The media and Saudi Internet websites have been very active over the past few years discussing almost everything and anything. However, I cannot forget a debate that was raged few years ago between a columnist and former Chief Editor of Al-Watan daily newspaper (Qenan Al-Ghamdi) and a religious clerk (Sheikh Saad Al-Buraik) around the type of state that should govern Saudi Arabia. Shaikh Saad called for a religious type of state while Qenan was calling for a civil state governing the country. The discussion really consumed so much time and energy, yet I strongly believe that such discussions are useless. Why?.  Because a simple reality check of life in Saudi Arabia proves that we have a special kind of state: the individual state, where the King rules without any real checks and balance mechanism by anyone. Such total control and excessive involvement in many dimensions of life in the country cannot be missed when you read about royal interventions in cases such as water shortages in Aseer area or the recent direction to three ministries to provide the required maps for Al-Harameen High Speed Rail project which is supposed to be commissioned in a year time!. Such high level involvement gives the impression that things are not running well and no less than the King himself need to be involved and still there is a chance that things might not materialize!.

Relating to business environment and when designing an organization structure, there should be a reasonable number of direct reporting subordinates to a supervisor to make sure that the supervisor has a meaningful job and in the same time is not overwhelmed by huge number of direct reporting employees. Sometimes it feels like the country is actually reporting to one supervisor.

For a country to be so dependent on an individual regardless of all the great intentions and power at hand, it means that many things will not be executed as they should and many other things will suffer noticeable oversight. In a complex world we live at, the permanent dependence on royal interventions means minimal positive change and missed important opportunities.

Maybe today Saudi Arabia and Saudis are not ready yet for direct citizens’ involvement in managing their life, but there should be a plan to institute such involvement within a reasonable time frame. Those who are not in favor of public participation must remember that a total of 70,000 Saudis are studying abroad and many more will be joining them soon.
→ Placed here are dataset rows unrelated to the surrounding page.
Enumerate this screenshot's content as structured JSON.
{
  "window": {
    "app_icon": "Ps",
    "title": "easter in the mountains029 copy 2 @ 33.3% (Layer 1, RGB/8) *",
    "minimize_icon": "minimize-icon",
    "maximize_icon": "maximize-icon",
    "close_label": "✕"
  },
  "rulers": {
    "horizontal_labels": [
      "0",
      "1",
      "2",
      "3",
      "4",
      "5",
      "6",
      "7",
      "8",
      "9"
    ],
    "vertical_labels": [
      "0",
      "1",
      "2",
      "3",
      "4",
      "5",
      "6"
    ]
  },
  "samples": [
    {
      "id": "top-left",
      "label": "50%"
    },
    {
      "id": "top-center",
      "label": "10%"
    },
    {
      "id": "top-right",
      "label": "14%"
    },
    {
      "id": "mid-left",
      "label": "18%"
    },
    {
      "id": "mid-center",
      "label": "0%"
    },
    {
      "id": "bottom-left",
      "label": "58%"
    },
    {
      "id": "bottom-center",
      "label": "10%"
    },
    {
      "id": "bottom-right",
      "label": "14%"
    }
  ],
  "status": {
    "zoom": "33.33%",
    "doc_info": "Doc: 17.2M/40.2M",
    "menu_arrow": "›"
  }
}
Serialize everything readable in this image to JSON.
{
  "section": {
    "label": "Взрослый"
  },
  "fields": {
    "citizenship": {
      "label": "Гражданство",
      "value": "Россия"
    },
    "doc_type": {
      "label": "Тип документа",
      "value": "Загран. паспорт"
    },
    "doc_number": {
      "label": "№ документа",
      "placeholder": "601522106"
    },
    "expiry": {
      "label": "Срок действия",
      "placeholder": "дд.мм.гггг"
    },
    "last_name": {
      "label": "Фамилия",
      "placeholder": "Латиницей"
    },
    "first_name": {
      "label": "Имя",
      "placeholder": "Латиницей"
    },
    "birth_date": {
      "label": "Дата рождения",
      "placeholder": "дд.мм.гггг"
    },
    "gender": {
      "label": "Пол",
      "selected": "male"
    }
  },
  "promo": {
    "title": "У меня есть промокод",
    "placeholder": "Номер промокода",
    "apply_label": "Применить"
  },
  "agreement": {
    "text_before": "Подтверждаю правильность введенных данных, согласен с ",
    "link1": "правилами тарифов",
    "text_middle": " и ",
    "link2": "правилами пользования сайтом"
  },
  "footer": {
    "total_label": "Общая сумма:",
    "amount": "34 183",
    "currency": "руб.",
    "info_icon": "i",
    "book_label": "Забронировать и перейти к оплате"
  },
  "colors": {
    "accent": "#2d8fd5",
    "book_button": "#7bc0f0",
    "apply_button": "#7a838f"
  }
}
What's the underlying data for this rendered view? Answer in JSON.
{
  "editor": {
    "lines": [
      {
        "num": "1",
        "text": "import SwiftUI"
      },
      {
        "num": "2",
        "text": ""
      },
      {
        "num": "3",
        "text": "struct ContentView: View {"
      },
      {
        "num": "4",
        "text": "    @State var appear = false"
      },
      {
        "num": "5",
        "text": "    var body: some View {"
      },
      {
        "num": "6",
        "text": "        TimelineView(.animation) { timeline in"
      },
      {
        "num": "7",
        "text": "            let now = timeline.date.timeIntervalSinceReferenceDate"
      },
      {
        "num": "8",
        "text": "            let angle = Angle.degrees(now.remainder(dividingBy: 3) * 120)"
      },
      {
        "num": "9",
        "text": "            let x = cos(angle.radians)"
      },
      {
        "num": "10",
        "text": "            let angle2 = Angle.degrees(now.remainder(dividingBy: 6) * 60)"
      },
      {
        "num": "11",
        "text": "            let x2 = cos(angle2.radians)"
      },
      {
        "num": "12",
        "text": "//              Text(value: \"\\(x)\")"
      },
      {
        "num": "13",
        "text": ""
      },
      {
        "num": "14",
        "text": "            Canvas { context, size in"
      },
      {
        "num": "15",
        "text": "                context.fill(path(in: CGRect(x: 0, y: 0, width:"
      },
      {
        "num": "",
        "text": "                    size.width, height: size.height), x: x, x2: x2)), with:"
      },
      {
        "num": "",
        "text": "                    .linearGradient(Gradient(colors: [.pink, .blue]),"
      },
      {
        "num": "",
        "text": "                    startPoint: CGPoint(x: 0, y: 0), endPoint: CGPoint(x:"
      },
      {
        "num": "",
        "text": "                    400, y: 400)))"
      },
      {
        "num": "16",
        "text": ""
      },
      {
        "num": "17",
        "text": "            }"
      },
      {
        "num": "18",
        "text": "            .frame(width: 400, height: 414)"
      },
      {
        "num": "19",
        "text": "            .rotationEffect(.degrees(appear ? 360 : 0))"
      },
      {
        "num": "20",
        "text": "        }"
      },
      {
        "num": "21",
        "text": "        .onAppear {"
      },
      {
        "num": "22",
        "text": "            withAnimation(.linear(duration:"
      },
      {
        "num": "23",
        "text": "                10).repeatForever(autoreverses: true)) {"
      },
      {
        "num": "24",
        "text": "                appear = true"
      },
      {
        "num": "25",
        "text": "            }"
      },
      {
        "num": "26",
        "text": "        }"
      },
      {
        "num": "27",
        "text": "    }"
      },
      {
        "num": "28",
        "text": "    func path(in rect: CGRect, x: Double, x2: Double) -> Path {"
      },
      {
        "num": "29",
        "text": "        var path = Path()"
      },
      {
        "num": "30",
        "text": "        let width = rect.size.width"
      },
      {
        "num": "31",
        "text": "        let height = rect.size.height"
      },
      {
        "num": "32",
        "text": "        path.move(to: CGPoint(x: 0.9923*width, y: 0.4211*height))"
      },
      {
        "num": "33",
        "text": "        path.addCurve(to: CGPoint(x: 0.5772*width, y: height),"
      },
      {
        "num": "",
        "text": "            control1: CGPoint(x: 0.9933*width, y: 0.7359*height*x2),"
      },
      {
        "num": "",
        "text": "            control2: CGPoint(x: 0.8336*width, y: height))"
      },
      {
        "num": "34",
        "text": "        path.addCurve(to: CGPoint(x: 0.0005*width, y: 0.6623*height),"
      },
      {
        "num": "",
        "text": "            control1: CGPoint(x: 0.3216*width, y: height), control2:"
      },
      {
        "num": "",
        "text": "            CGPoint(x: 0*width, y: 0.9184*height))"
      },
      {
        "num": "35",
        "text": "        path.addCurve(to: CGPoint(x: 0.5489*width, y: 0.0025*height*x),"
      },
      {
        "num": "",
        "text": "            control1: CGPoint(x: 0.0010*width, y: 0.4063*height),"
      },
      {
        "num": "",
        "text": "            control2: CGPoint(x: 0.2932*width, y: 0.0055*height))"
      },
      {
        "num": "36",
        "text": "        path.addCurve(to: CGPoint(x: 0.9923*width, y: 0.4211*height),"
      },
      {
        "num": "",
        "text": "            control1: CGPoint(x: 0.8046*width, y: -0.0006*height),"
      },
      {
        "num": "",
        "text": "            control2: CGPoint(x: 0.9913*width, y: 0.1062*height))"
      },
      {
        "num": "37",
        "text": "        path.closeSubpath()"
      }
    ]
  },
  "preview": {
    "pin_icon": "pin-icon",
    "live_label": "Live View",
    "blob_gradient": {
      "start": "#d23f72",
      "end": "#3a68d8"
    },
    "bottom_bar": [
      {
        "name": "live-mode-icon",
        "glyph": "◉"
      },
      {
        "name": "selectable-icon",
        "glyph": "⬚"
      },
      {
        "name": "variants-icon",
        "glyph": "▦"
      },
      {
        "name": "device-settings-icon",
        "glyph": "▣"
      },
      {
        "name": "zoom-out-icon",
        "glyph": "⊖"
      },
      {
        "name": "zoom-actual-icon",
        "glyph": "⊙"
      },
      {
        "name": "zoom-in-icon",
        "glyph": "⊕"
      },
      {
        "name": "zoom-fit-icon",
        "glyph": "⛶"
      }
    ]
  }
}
When these boys are girls are back, most probably that many of them will not be welling to live Saudi Arabia as I know it today.

By Ahmed Ba-Aboud